No conference will feel the financial pinch of one of the Power Five’s domino-tipping decisions more than MAC football.
Thursday afternoon, the Big Ten confirmed reports that it will be going with a conference-only football schedule for the 2020 season. That means, of course, that the 14 members of the league will forego playing a combined 42 non-conference games. Nine of those 42 were to come against other Power Five programs. Those schools are more well-positioned financially to take any hit.
Then there’s MAC football.
All told, 11 games were scheduled to be played between members of the Mid-American Conference and the Big Ten. Ball State (Indiana, Michigan), Bowling Green (Illinois, Ohio State), Central Michigan (Nebraska, Northwestern) and Northern Illinois (Iowa, Maryland) each had two games on this season’s docket against Big Ten teams.
According to USA Today, MAC schools stand to lose a combined $10.5 million from those canceled football games. Bowling Green and Central Michigan will take $2.2 million and $2.15 million hits, respectively. Kent State would’ve been paid $1.5 million for its game against Penn State.
At this point, it’s unclear if the MAC schools will have any legal recourse to recoup the money. Rest assured, though, all of those impacted by the Big Ten’s decision are looking into that angle as we speak.
“Every member of the NCAA is attempting to navigate these very difficult times in college athletics,” Bowling Green athletic director Bob Moosbrugger said in a statement. “While we are certainly disappointed that our student-athletes will not have the opportunity to compete in non-conference games against Big Ten opponents, we understand that difficult decisions need to be made.
“The decision by the Big Ten is the tip of the iceberg. Ten FBS conferences have signed a college football playoff agreement with an expectation that we will work together for the good of college football. If we are to solve these challenges and be truly dedicated to protecting the health and safety of our student-athletes, we need to do a better job of working together.”
It should also be noted that BYU will be directly impacted by the Big Ten’s move as well.

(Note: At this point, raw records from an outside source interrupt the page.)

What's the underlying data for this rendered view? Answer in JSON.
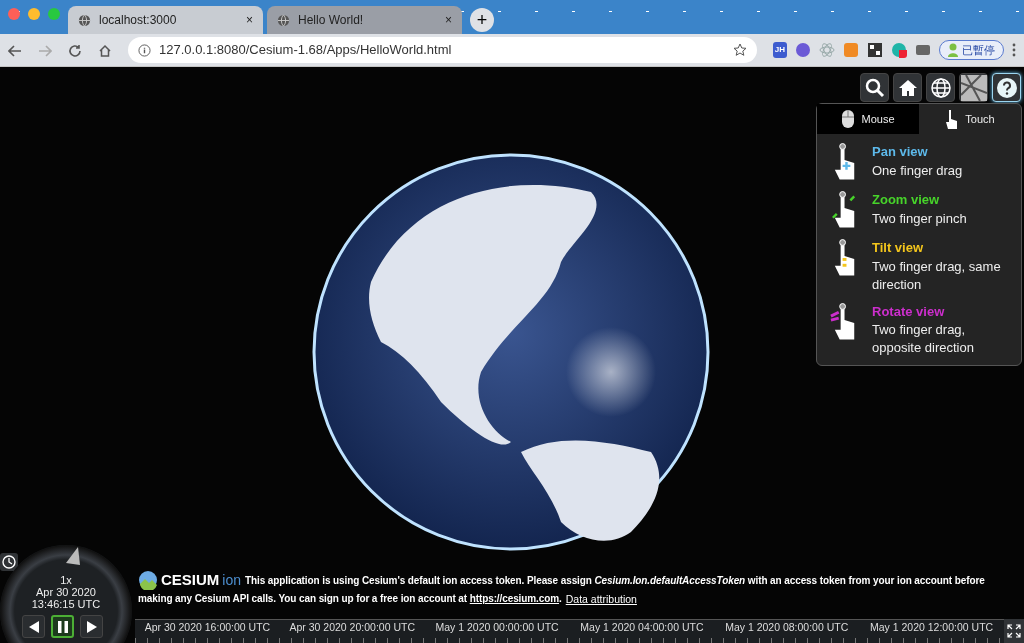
{
  "browser": {
    "tabs": [
      {
        "title": "localhost:3000",
        "selected": true,
        "close": "×"
      },
      {
        "title": "Hello World!",
        "selected": false,
        "close": "×"
      }
    ],
    "new_tab": "+",
    "address": "127.0.0.1:8080/Cesium-1.68/Apps/HelloWorld.html",
    "extension_label": "JH",
    "profile_button": "已暫停"
  },
  "toolbar": {
    "help_open": true
  },
  "help_panel": {
    "tabs": [
      {
        "label": "Mouse",
        "kind": "mouse",
        "selected": false
      },
      {
        "label": "Touch",
        "kind": "touch",
        "selected": true
      }
    ],
    "items": [
      {
        "kind": "pan",
        "title": "Pan view",
        "description": "One finger drag",
        "color": "#5db9ea"
      },
      {
        "kind": "zoom",
        "title": "Zoom view",
        "description": "Two finger pinch",
        "color": "#47d42a"
      },
      {
        "kind": "tilt",
        "title": "Tilt view",
        "description": "Two finger drag, same direction",
        "color": "#f4c61c"
      },
      {
        "kind": "rotate",
        "title": "Rotate view",
        "description": "Two finger drag, opposite direction",
        "color": "#cc2ecc"
      }
    ]
  },
  "animation": {
    "speed": "1x",
    "date": "Apr 30 2020",
    "time": "13:46:15 UTC",
    "buttons": [
      {
        "kind": "reverse",
        "selected": false
      },
      {
        "kind": "pause",
        "selected": true
      },
      {
        "kind": "play",
        "selected": false
      }
    ]
  },
  "credits": {
    "logo_word": "CESIUM",
    "logo_suffix": "ion",
    "message": "This application is using Cesium's default ion access token. Please assign *Cesium.Ion.defaultAccessToken* with an access token from your ion account before",
    "message_continued": "making any Cesium API calls. You can sign up for a free ion account at",
    "link": "https://cesium.com",
    "after_link": ".",
    "attribution": "Data attribution"
  },
  "timeline": {
    "labels": [
      "Apr 30 2020 16:00:00 UTC",
      "Apr 30 2020 20:00:00 UTC",
      "May 1 2020 00:00:00 UTC",
      "May 1 2020 04:00:00 UTC",
      "May 1 2020 08:00:00 UTC",
      "May 1 2020 12:00:00 UTC"
    ]
  }
}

The football independent has two paycheck games scheduled against B1G opponents this season, at Michigan State and at Minnesota. At this point, it’s unclear how much BYU stands to lose.